[kitchen/family room: during]

This is the view from the windows across from the fireplace, where I’ve put my new cherry drop-leaf table. Many a deer will be spotted from this precise location. (Possibly spotted and shot, if my father has his way. Can’t you just see him sitting at the table, with a cup of steaming tea, a fire blazing, and shotgun in hand, ready to throw open the window and take a shot? That’s city-boy hunting at its best.)

And of course, the most important part: adorable boys.

They like to play in their sunny new family room while I work in the kitchen:

And sometimes they wake up grumpy, but most of the time, this is the sort of company I have early in the morning:

The end.

(For more “before” shots, including our bedroom and Ryan’s office, go here. To keep up with the “during”, subscribe to my flickr stream!)

so far:

— two rooms stripped of paper
— books, toys, and furniture in family room
— kitchen cupboards full and ready for action
many window treatments taken down. oh, what light!
— beautiful corner carved out in front of windows: antique secretary, antique cherry table, a spray of [faux] pussy willow, antique linen placemats, and a fun mix of benches and chairs gathered round
— and many, many boxes emptied.

psalm of the day: 71.

a new day

Monday night, we backed out of our driveway for the last time.

All day we’d been working so hard with the movers to load the truck, keep children out of the way, and then cleaned the house, and finally, packed suitcases with all the leftovers for our flight back east. And life had been that sort of whirlwind for days. I’d been thinking about packing, and about missing friends, and had scarcely spent a minute’s time to realize I was about to leave to many special memories.

I stepped out our front door into the dark night to drop one more stamped envelope into the mail. Lingering traces of afternoon’s warm sun scented the air — a fragrance I suddenly realized I’d grown to love. End-of-day traffic illuminated the street with red and yellow lights, and palm trees waved high above everything else, outline of black against a dusky sky.

This had been Evening for almost three years, and now it is no more.

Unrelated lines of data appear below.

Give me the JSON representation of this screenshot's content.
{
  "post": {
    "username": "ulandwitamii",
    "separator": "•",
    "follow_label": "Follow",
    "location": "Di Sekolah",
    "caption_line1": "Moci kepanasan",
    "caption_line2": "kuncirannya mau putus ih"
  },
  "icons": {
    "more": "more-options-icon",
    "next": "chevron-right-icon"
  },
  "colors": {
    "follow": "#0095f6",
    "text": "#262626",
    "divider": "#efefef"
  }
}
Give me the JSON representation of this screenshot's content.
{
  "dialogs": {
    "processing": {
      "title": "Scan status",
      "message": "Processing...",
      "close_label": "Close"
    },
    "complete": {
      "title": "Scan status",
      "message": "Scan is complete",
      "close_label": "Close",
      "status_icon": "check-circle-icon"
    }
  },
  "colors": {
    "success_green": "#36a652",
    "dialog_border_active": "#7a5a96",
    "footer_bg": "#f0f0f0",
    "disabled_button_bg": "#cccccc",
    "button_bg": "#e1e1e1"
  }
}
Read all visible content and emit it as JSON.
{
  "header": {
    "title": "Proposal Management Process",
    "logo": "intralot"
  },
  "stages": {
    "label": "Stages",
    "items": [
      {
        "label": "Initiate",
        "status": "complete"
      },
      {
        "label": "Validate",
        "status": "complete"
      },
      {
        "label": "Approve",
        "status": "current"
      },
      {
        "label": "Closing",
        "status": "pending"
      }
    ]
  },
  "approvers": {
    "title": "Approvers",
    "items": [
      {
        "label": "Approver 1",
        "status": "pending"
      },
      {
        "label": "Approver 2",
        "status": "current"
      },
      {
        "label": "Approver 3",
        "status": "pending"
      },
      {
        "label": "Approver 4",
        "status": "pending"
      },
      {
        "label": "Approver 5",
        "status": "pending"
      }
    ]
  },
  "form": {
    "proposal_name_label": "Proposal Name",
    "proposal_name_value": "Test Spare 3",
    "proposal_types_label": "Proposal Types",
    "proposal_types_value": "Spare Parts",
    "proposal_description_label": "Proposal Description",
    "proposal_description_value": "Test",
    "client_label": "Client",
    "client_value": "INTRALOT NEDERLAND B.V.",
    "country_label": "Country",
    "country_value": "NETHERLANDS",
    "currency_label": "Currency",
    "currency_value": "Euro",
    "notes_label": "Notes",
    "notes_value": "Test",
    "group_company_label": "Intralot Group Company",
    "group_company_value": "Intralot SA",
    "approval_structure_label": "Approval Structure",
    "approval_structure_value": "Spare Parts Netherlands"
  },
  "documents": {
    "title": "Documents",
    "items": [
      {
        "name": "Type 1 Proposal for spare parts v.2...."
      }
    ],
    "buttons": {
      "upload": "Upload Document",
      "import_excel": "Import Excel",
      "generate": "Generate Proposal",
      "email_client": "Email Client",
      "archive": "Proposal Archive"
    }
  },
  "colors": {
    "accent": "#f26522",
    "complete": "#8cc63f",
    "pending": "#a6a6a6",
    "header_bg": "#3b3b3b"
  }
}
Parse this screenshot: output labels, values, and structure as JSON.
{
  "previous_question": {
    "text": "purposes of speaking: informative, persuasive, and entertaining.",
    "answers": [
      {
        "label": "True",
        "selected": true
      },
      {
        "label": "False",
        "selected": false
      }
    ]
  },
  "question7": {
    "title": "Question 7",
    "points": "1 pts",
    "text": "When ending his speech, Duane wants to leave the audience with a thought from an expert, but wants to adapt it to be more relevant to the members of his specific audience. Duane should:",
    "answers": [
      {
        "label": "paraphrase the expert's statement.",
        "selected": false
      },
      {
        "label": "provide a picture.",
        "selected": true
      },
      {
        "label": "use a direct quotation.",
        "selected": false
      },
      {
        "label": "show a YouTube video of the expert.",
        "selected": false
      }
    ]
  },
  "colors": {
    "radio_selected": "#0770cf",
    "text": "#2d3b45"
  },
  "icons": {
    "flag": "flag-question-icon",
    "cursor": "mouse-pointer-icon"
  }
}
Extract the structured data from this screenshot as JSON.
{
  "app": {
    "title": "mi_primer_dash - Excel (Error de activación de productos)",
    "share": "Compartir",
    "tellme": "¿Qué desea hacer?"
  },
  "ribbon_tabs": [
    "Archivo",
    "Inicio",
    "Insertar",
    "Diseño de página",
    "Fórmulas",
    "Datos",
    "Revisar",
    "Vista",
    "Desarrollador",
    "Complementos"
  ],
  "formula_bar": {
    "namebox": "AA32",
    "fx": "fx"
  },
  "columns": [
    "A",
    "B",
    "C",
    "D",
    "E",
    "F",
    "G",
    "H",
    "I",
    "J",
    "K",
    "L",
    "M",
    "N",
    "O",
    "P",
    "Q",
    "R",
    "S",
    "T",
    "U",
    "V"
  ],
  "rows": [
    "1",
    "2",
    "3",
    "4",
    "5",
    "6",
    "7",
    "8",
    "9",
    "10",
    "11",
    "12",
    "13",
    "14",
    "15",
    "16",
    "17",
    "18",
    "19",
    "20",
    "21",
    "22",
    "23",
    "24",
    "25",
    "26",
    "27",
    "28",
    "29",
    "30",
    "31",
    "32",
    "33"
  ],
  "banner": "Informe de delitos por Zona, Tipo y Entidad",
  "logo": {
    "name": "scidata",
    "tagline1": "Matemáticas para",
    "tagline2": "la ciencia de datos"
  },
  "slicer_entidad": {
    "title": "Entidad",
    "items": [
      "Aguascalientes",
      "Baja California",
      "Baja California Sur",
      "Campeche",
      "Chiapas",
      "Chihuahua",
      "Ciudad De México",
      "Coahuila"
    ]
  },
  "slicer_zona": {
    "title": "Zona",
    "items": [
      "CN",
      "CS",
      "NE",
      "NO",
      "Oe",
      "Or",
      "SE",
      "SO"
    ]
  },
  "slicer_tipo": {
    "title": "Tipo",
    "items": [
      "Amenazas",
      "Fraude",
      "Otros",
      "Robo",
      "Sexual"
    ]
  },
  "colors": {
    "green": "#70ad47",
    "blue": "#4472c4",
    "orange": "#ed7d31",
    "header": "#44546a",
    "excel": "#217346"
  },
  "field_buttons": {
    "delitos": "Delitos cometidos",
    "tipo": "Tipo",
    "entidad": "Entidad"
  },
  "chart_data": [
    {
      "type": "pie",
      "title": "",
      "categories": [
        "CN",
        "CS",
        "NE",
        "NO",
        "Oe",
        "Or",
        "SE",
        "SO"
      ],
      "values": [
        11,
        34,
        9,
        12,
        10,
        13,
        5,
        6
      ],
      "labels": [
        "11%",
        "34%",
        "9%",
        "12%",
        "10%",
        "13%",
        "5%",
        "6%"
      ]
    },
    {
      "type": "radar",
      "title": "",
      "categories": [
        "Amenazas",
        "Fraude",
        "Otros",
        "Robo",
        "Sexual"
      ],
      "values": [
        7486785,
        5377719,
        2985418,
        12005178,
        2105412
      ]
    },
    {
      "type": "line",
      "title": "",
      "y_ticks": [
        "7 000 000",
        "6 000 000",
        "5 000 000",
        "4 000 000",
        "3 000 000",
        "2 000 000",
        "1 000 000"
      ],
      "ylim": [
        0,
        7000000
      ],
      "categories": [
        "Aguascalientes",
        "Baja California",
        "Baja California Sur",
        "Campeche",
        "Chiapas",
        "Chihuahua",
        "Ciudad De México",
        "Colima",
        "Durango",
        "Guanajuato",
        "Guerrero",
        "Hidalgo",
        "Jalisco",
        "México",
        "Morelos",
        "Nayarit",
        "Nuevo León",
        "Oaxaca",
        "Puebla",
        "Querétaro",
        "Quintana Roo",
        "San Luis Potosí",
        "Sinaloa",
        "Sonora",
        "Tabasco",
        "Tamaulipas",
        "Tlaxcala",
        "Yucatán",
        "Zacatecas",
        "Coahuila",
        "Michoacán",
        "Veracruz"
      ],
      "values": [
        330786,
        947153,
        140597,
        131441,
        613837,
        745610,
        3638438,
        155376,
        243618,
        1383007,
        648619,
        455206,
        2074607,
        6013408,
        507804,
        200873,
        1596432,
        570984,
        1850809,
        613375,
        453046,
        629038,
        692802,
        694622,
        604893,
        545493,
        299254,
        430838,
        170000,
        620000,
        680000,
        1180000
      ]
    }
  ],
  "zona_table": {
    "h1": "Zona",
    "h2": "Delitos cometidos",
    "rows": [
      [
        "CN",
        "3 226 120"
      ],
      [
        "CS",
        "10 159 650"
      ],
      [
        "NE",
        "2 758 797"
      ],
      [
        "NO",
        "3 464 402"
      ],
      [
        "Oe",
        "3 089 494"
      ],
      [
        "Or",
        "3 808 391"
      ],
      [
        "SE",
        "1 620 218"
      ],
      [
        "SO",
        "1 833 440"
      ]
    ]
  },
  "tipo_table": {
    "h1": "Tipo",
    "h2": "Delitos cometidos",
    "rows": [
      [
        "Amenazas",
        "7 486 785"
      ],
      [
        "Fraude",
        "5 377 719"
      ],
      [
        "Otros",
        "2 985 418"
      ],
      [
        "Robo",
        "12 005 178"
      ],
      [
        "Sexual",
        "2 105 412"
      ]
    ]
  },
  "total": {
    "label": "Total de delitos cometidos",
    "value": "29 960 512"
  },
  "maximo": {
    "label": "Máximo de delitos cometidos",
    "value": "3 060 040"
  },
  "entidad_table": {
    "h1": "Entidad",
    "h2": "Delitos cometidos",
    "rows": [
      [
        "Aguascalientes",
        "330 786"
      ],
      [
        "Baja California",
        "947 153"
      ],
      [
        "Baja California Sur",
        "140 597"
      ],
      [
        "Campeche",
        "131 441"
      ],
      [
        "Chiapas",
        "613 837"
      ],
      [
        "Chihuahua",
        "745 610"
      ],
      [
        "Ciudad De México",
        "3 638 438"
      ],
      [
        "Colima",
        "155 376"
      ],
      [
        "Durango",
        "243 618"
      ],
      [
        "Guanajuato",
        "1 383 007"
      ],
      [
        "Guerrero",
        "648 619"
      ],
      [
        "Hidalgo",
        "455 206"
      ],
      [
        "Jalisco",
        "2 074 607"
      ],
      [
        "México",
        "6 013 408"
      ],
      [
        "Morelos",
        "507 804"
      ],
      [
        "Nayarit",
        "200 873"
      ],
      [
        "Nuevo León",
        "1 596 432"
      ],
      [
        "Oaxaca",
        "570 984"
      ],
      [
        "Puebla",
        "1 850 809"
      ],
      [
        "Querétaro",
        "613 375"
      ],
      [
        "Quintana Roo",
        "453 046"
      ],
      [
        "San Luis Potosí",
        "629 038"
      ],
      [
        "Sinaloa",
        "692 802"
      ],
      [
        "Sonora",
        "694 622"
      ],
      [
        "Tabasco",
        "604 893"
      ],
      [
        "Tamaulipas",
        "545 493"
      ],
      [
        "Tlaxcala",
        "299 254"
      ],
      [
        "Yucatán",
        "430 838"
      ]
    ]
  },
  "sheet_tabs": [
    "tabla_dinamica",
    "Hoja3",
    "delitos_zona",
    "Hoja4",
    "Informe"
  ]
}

My head fell upon a sister’s pillow last night, my boys and I nestled safely under a favorite red roof, and my mind wandered to a stuccoed bungalow far away: once home, now empty; once ours, but ours no longer. We lived life there. Baby grew to boy. We became a family of four. I hung diapers on a line hundreds of time; baked hundreds of loaves of bread; paced bedroom floor through long nights of sick babes; cuddled all together for family movie nights; celebrated Easters and Thanksgivings, birthdays and Valentines Days; hosted new faces who became good friends; laughed and cried, fought and made up, loved more and better than before. So much life.

So yes, I feel like I’m leaving part of my heart behind, but that’s not a bad thing: I poured my heart into those three years of living, and I wouldn’t have it any other way.

Good-bye to a wonderful season of sunshine and amazing coast lines, hip cities and easy suburban living, choo-choo trains and constant air traffic (what the boys will miss!), and regular walks to Trader Joe’s. (I was going to include wonderful new friends in that list, but I’m not saying good-bye to them. I hope they’ll be a part of this next season of life, too!)

And hello to a season yet to unfold — where Evening looks like silver moon on vast fields of snow, a new house awaits us, waiting to be filled with memories of its own, and where we look for God to use us and change us in ways we never expected.